> [What you are asked to do] From the entries, return every line where the string "because" shows up.
[[ Task data open ]]
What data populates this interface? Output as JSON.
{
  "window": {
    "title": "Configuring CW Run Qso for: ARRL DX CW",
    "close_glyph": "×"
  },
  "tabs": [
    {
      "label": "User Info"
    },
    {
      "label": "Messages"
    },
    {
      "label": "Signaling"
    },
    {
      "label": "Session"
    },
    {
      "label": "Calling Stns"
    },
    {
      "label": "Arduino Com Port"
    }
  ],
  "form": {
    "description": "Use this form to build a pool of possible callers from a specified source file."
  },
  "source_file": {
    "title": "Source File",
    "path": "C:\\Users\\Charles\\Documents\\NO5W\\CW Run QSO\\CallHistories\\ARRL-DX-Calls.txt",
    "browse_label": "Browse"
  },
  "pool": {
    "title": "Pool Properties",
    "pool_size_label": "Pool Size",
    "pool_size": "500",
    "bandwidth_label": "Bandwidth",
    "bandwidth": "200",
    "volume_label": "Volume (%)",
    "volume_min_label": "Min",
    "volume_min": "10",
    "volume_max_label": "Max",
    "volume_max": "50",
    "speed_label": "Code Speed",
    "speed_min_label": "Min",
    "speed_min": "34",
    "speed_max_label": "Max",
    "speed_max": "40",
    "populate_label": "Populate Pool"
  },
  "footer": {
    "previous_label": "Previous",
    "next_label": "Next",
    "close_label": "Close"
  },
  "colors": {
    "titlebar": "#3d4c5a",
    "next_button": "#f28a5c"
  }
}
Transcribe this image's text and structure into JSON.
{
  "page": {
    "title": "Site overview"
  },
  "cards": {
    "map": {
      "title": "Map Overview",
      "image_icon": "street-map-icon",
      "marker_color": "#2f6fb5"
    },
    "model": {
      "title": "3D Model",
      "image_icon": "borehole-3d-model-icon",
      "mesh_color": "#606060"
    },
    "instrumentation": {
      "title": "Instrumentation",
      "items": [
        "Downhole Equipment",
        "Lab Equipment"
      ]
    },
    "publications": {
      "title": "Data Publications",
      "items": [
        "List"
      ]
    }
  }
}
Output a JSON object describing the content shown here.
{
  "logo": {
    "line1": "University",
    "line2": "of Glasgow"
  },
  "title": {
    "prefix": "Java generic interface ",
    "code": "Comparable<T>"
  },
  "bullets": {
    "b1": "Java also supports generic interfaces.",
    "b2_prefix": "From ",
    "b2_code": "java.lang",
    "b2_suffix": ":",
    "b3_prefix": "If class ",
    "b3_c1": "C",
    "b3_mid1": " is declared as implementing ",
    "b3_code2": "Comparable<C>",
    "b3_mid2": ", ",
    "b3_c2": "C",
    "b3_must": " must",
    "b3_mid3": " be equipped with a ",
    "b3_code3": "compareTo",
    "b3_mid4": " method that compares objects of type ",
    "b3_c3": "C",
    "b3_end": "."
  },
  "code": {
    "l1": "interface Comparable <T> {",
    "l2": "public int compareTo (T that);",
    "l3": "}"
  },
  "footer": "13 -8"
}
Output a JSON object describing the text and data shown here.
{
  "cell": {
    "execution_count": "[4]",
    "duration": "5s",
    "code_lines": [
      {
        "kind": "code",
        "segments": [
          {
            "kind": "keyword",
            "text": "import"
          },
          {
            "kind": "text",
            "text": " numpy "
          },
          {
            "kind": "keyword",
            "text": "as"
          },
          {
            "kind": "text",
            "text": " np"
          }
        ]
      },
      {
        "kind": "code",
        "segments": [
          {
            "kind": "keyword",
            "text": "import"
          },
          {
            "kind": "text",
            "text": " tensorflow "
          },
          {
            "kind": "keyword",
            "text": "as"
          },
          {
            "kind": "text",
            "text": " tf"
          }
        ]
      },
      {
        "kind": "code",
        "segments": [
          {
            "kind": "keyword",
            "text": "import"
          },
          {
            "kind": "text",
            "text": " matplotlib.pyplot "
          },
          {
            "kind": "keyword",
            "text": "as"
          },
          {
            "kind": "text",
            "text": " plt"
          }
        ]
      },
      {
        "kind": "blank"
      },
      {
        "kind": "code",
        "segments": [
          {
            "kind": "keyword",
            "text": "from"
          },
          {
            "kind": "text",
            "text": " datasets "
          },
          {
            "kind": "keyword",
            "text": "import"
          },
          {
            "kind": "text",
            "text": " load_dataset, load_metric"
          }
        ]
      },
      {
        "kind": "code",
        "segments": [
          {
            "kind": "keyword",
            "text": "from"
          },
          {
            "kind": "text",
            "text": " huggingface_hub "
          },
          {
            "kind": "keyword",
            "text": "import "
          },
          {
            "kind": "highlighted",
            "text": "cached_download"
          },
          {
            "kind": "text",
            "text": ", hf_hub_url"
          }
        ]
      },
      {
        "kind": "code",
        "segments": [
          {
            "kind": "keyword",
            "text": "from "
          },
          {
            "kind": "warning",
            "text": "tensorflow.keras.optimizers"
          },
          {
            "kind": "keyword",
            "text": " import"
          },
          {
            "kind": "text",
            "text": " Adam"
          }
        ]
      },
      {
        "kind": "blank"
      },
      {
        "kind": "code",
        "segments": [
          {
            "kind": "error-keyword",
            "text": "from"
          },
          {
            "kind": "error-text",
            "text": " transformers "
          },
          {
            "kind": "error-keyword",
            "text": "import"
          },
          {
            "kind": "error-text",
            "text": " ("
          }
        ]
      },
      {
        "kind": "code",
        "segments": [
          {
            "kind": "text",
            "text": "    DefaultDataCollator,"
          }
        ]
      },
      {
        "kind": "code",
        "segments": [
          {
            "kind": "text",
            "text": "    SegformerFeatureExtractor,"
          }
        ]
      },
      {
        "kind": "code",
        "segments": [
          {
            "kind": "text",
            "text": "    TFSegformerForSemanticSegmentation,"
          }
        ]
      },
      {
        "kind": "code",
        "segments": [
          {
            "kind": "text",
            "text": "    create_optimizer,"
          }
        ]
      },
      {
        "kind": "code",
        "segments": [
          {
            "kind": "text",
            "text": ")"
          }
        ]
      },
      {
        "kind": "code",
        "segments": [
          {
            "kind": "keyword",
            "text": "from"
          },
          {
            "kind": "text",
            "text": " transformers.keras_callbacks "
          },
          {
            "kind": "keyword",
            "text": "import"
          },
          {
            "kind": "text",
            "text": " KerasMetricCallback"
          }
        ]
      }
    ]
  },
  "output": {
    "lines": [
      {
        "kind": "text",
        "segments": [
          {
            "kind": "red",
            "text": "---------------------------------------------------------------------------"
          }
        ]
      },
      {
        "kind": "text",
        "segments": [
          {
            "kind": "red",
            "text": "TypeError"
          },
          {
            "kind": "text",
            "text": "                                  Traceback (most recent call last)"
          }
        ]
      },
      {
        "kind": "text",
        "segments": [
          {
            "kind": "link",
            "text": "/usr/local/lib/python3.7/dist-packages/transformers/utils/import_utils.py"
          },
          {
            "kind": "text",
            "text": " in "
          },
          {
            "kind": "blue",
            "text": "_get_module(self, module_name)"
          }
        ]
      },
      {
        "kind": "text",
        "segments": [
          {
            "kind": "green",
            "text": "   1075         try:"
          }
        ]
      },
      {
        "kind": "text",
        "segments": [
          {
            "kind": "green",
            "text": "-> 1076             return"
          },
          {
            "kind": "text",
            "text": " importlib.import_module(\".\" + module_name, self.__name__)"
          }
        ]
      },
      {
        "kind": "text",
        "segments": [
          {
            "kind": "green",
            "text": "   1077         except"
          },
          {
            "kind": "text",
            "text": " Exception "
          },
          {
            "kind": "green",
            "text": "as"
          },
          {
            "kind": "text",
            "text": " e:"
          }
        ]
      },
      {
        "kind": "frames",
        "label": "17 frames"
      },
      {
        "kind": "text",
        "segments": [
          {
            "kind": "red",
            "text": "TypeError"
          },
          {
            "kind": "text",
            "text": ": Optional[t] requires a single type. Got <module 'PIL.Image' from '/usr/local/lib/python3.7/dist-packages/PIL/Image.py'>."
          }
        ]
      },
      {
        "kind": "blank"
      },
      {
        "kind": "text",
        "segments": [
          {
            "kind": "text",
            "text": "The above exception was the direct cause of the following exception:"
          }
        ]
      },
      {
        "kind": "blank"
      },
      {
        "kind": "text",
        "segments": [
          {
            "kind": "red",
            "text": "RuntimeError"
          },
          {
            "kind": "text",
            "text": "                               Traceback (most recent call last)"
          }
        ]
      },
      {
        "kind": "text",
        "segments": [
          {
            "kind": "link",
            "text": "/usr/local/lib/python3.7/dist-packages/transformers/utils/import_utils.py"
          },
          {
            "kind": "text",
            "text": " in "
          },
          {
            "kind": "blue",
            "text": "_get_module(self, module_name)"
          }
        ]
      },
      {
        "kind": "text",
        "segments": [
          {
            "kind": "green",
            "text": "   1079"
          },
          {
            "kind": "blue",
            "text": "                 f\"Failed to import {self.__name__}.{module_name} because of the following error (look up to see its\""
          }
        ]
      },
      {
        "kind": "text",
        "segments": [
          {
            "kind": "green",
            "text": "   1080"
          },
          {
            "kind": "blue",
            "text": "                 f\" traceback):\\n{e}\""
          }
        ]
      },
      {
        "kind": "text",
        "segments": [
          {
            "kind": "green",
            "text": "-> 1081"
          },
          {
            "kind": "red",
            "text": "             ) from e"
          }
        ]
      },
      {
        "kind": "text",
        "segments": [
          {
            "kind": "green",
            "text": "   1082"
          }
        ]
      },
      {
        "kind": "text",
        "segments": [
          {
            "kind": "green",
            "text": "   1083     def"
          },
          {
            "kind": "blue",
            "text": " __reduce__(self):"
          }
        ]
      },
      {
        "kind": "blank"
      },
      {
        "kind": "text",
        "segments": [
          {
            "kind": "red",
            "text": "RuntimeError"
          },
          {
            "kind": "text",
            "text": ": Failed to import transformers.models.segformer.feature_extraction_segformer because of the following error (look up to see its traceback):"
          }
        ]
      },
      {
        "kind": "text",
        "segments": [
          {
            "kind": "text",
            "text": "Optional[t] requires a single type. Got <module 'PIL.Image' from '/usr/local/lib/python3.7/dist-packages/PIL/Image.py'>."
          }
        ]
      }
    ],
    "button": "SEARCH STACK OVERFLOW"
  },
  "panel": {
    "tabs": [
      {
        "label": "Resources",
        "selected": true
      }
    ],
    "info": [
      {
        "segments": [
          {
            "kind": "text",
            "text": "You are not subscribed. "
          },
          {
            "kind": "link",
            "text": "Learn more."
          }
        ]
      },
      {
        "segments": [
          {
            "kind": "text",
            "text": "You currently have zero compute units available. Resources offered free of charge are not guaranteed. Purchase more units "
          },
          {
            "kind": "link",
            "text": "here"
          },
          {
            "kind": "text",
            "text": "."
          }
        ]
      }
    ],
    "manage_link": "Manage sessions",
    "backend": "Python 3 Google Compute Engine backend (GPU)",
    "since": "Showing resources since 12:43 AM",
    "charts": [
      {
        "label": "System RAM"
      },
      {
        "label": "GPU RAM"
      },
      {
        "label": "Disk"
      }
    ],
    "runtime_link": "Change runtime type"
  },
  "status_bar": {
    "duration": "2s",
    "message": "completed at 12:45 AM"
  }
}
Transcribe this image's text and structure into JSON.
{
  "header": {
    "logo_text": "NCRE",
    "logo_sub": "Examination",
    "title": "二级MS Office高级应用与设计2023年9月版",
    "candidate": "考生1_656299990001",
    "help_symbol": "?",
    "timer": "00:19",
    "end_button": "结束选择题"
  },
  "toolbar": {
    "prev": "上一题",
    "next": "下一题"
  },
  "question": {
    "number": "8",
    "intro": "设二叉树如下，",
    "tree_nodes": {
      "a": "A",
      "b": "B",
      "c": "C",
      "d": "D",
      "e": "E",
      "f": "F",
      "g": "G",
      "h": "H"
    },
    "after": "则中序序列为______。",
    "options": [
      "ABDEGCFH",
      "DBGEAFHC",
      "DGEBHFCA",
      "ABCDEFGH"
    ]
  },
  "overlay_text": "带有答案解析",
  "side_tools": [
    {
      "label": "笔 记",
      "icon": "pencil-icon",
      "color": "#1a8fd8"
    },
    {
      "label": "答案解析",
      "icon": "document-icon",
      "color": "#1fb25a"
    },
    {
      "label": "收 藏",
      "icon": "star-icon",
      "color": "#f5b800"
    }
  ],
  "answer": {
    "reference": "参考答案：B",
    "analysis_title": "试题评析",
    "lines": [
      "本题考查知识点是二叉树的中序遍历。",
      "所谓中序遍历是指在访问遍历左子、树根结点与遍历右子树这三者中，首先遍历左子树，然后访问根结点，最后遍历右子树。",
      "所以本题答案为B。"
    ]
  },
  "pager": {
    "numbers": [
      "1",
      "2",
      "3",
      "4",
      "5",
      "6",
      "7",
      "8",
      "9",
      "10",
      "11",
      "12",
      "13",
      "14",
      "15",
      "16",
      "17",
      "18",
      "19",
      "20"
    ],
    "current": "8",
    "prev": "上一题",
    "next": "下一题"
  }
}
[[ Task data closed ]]
> [Response for this exercise]
            "text": "                 f\"Failed to import {self.__name__}.{module_name} because of the following error (look up to see its\""
            "text": ": Failed to import transformers.models.segformer.feature_extraction_segformer because of the following error (look up to see its traceback):"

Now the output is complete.